November started badly. First, the time changed and that always is hard for me. Since I decided to give up riding my bike home in the dark, I went from parking below my office window and leaving at my convenience to waiting for a bus on a windy corner.
On top of that, I got sciatica.
Unless you have had sciatica, you cannot imagine the pressure and pain that runs down your leg. Colleagues at work took one look at me and recommended a chiropractor just minutes away. I walked there stopping every few moments in agony.
That weekend, I could barely move off the sofa. I was miserable.
This, I told myself, is what depression must feel like. I had a sense of hopelessness and Why-bother? I pictured myself lying on the sofa on Thanksgiving, shouting directions about how to roast our turkey. No one would want to be around me. But especially me would not want to be around me.

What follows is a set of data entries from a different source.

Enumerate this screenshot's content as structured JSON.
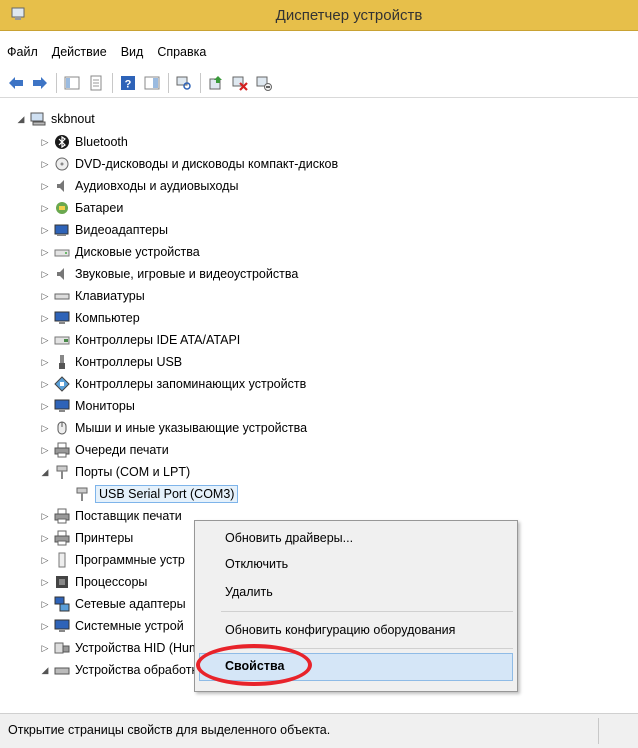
{
  "window": {
    "title": "Диспетчер устройств"
  },
  "menu": [
    "Файл",
    "Действие",
    "Вид",
    "Справка"
  ],
  "toolbar_icons": [
    "back-arrow-icon",
    "forward-arrow-icon",
    "console-tree-icon",
    "properties-page-icon",
    "help-icon",
    "details-view-icon",
    "scan-hardware-icon",
    "update-driver-icon",
    "uninstall-icon",
    "disable-device-icon"
  ],
  "tree": {
    "root": "skbnout",
    "categories": [
      "Bluetooth",
      "DVD-дисководы и дисководы компакт-дисков",
      "Аудиовходы и аудиовыходы",
      "Батареи",
      "Видеоадаптеры",
      "Дисковые устройства",
      "Звуковые, игровые и видеоустройства",
      "Клавиатуры",
      "Компьютер",
      "Контроллеры IDE ATA/ATAPI",
      "Контроллеры USB",
      "Контроллеры запоминающих устройств",
      "Мониторы",
      "Мыши и иные указывающие устройства",
      "Очереди печати",
      "Порты (COM и LPT)"
    ],
    "selected_child": "USB Serial Port (COM3)",
    "categories_after": [
      "Поставщик печати",
      "Принтеры",
      "Программные устр",
      "Процессоры",
      "Сетевые адаптеры",
      "Системные устрой",
      "Устройства HID (Hum",
      "Устройства обработки изображений"
    ]
  },
  "context_menu": {
    "items": [
      "Обновить драйверы...",
      "Отключить",
      "Удалить",
      "Обновить конфигурацию оборудования",
      "Свойства"
    ]
  },
  "status": {
    "text": "Открытие страницы свойств для выделенного объекта."
  },
  "colors": {
    "titlebar": "#e7bf4a",
    "highlight": "#d5e6f7",
    "annotation": "#e8232a"
  }
}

I stretched and iced and, with three more visits to the chiropractor, somehow made it through the following week. I began to believe I might get better.
And I did.
I know that one is not considered clinically depressed until some time has passed with no relief. So when I realized just before Thanksgiving that I felt much better, able to cope even if not at my best, I knew I had turned it around. I had dodged the depression bullet.
But it was a near miss.